Getting Noticed

Oct. 15, 2008

By Larry Watts

As a high school junior in 2005, Matt Eliason was just another number attending Tim Lenahan's summer soccer camp at Northwestern University. No one noticed.

The Lombard. Ill. native returned the following summer. This time he did manage to raise a blip on the radar screen, but even he admits it wasn't enough to draw heavy attention from the big-time soccer schools.

"I had my eyes on some good programs, which were big on academics, and Northwestern was one of them," Eliason says. "Coach Lenahan took down my name and said he'd keep an eye on my development in the fall."

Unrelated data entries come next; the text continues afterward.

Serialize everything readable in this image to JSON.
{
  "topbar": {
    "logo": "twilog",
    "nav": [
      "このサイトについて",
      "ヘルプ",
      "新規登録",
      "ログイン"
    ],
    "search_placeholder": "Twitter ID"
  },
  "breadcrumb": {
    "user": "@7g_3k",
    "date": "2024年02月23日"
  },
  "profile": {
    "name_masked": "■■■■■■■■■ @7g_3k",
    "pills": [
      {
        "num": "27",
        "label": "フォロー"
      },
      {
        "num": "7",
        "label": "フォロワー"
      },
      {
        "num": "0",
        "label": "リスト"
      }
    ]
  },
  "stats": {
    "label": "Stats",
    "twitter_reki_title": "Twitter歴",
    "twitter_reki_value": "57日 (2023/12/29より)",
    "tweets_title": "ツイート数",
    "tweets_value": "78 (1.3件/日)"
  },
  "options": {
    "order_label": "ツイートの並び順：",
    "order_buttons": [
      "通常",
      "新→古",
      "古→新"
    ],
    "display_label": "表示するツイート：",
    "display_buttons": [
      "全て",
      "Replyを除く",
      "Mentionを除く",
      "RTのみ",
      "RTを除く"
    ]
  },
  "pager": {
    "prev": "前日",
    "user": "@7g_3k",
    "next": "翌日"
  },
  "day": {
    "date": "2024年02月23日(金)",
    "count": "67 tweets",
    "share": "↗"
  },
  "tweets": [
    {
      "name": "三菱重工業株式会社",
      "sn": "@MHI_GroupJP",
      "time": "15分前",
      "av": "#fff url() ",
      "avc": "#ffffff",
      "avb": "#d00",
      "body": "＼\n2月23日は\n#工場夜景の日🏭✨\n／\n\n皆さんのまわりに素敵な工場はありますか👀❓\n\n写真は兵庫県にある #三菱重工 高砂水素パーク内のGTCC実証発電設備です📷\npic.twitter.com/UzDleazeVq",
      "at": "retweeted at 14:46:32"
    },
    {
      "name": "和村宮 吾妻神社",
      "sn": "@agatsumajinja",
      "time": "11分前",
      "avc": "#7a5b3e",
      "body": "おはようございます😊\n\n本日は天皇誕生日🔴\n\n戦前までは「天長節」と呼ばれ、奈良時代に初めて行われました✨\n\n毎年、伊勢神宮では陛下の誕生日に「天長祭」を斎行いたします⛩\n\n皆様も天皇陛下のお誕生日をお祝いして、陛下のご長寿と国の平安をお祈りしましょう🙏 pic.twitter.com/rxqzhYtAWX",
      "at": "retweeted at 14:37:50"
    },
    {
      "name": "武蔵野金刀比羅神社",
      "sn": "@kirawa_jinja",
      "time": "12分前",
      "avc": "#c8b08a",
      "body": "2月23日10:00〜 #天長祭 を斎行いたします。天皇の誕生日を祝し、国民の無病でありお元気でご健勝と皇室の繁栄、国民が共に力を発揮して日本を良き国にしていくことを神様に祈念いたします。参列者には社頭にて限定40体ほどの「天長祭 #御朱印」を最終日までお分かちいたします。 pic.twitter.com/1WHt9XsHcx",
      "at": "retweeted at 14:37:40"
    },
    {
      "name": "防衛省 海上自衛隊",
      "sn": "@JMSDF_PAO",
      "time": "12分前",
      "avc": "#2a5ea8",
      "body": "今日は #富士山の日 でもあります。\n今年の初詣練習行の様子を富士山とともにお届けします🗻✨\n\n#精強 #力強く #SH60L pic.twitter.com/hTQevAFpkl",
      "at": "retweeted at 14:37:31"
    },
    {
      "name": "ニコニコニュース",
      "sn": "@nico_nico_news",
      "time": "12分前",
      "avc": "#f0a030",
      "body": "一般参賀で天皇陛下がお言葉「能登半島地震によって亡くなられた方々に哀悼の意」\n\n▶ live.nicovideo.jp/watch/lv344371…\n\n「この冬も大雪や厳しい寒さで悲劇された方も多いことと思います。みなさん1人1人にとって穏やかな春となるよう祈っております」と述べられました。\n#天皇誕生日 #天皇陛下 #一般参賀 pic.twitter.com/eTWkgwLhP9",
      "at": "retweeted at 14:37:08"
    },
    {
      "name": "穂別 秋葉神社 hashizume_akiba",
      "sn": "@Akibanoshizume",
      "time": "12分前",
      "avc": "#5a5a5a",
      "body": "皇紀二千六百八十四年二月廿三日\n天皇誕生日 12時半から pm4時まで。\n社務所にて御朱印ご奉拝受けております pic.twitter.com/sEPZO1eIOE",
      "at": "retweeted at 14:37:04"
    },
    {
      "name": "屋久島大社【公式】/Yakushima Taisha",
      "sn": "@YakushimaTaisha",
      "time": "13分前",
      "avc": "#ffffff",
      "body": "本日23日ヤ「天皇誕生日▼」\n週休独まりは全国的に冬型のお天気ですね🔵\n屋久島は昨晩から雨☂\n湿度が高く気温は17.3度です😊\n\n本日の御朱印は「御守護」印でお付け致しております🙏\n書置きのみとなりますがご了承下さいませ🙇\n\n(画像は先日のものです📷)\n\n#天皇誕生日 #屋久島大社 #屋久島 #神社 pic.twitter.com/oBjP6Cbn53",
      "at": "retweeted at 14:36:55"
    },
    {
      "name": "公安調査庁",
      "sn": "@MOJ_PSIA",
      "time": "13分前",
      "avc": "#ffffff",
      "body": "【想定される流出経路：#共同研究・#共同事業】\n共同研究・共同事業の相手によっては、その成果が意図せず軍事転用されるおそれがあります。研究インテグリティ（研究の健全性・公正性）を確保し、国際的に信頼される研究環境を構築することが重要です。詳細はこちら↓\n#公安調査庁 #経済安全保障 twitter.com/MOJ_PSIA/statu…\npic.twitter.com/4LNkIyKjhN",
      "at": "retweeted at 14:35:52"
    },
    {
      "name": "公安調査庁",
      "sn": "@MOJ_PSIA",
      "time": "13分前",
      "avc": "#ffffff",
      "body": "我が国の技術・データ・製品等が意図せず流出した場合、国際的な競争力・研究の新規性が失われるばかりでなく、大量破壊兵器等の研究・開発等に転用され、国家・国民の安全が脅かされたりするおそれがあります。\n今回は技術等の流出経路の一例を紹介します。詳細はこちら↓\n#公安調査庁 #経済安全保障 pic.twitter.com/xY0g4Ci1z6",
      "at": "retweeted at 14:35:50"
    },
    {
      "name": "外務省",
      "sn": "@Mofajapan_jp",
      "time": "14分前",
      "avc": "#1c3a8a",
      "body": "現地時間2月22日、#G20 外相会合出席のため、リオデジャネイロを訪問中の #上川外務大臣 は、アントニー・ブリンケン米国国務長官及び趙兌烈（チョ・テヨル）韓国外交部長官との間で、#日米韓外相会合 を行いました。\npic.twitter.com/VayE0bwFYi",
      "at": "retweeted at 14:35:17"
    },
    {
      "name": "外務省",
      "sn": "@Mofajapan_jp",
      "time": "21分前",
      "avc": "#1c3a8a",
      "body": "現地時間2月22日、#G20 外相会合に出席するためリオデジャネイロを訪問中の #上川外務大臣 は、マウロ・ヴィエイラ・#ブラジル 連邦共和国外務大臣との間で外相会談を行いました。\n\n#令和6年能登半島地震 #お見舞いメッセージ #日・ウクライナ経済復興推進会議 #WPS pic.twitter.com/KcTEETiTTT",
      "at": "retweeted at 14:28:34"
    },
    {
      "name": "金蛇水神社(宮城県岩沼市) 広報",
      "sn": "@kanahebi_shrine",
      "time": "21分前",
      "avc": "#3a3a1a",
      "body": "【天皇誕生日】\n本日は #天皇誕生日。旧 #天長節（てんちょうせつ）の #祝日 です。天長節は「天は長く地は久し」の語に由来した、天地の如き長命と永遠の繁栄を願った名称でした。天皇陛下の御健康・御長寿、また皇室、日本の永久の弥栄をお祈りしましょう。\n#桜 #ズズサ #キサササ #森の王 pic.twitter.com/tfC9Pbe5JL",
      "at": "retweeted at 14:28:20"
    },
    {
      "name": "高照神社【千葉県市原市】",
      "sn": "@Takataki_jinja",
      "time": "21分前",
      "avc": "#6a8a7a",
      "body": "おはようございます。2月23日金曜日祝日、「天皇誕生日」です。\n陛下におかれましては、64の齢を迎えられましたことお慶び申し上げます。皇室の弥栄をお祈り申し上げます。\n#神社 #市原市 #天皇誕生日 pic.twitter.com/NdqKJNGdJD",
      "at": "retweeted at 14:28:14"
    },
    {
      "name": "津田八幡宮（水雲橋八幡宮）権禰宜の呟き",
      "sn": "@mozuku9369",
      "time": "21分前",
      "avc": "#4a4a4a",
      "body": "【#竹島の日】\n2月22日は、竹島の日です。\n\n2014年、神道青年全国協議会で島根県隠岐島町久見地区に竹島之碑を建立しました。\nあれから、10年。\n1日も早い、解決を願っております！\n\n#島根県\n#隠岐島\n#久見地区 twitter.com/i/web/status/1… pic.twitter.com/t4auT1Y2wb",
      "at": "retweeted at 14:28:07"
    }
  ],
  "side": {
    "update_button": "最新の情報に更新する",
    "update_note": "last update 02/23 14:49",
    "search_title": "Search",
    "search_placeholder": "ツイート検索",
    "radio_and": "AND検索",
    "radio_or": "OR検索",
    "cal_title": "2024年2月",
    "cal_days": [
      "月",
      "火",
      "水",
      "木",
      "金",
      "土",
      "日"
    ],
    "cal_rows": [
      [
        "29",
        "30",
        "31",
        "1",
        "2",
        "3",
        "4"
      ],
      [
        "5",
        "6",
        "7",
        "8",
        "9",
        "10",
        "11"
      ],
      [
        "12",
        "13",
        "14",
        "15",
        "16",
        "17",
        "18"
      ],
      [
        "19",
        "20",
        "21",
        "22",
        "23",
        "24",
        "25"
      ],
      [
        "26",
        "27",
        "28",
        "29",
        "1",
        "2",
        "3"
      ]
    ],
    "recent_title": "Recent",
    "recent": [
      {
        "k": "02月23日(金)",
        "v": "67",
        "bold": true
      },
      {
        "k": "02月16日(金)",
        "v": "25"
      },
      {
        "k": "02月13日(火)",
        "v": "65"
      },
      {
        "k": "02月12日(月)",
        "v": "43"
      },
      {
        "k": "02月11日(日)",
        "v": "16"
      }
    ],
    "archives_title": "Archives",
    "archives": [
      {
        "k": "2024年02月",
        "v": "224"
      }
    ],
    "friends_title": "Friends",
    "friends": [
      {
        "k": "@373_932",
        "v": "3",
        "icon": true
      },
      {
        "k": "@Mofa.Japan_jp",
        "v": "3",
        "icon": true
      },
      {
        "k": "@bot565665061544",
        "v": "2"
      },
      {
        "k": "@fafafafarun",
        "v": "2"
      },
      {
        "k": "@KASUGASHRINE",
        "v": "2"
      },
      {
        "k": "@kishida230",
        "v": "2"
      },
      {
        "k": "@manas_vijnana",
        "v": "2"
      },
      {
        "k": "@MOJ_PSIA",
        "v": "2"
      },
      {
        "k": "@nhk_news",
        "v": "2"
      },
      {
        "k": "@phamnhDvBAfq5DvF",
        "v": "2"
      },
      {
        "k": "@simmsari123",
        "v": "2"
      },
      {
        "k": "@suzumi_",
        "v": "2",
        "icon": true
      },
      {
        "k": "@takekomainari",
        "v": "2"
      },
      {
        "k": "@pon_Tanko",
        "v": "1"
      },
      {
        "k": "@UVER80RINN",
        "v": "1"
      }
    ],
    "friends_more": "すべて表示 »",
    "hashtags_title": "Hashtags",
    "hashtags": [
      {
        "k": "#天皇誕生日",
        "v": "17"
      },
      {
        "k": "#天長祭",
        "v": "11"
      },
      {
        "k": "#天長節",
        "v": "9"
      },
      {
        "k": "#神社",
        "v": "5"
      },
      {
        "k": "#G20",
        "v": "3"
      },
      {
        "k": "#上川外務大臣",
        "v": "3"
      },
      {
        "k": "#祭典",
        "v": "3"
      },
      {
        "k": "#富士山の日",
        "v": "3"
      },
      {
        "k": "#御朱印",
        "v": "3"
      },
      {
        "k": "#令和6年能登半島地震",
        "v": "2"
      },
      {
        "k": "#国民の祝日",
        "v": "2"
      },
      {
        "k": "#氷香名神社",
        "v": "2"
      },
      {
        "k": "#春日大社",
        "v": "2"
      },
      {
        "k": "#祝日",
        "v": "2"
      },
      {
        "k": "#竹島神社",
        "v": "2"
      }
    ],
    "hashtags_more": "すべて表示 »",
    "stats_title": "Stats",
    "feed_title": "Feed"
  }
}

Also keeping Eliason out of the spotlight was the fact he hadn't played for a prestigious soccer club, like the Chicago Magic, or been part of the Olympic Development Program. And his Glenbard East High School squad had been solid, but never regarded as a state power.

"I honestly didn't remember him the first time he came to our camp," Lenahan admits. "Matt caught our attention a little the second year, but it wasn't something that knocked us off our feet. That shows you how smart I am."

But true to his word, the Northwestern head coach did keep tabs on Eliason's progress and attended a couple of Glenbard East matches.

"We finally saw he had that little bit extra," Lenahan says. "We got lucky, it took us a long time before we finally offered."

Not only did Eliason earn a partial scholarship, but he also stepped right into the starting lineup on opening day and has quickly established himself as one of the premier players in the Big Ten. As a freshman, the 5-foot-11 midfielder was second on the team in goals (5) and points (19).

And through the Wildcats' 10-0-2 start (3-0 Big Ten) this season, Eliason has already found the back of the net 11 times, which ties Michigan State's Doug DeMartin for tops in the conference and is only one behind the national leader. The 11 goals are sixth best in Northwestern history and he has already posted six game-winning goals this year.



"What happened my freshman year was beyond my expectations," says Eliason, who was named to all-tournament teams following the Lakeside Classic and adidas/Baymont Inn Invitational. "I just came here with the idea of trying to gain some minutes. I had a good preseason and wound up starting every game."

If his freshman season was "beyond expectations," there is simply no way to describe the start to his sophomore campaign, where he has already scored eight more goals than his closest teammate. Coupled with a defense that has already tied the school record with nine shutouts, the Wildcats have climbed to a No. 2 ranking by the National Soccer Coaches Association of America, the highest ranking in the school history.

"He's a natural goal scorer, the things he does you can't coach," Lenahan says. "He looks a little awkward when running, a bit on the pigeon-toed side, but he gets himself in good situations and can kick the ball well and cleanly with either foot."

"Give all the credit to my teammates," Eliason says about his blazing start to 2008. "They have been giving me some great crosses and feeds. I just wanted to score in double digits this year.

"The team chemistry we have is just contagious and it's great to be part of this family. We do everything together, on and off the field. But we still have a lot of work to do if we want to achieve our first goal, and that's win our first Big Ten title."

Known for fielding teams with offensive balance, Lenahan doesn't seem too concerned at this time about one player carrying most of the offensive burden.

"The way I see it, we have a good scorer right now and we've been playing very good defense," he says. "It's just a matter of time before some of the other players start to break out, and when that happens it will take us to a new level and we'll really be dangerous."

After failing to win a Big Ten regular season match in his first three years, Lenahan has now led the Wildcats to the NCAA Tournament in three of the past four seasons. The Wildcats bowed to Ohio State 1-0 in the Big Ten Tournament semifinals last year and then watched the Big Ten champs advance to the NCAA Finals after suffering a first-round exit themselves.

"We're all upset at how quickly our season ended last year, but right now, the Big Ten title is our No. 1 focus. That never has been done here before," Eliason says. "Every Big Ten match is a struggle, it's the best soccer in the country. We just can't afford to lose that focus."

"We haven't done anything until we win that (Big Ten) title, that's the reason every player is here," Lenahan says. "If we win the Big Ten, then we get a bid to the NCAA Tournament. When we see our name go up on that (NCAA) board, then it's time to reset our goals.

"To be No. 2 in the nation right now, all that means is we haven't lost. We've taken the field 12 times and nobody has been better on the scoreboard.

"The seniors on this team cut their teeth on playing in the NCAA quarterfinals in front of 9,000 fans, so they know what it is like. We know who we are and who we aren't. We'll just keep focusing on being the best Northwestern team we can be."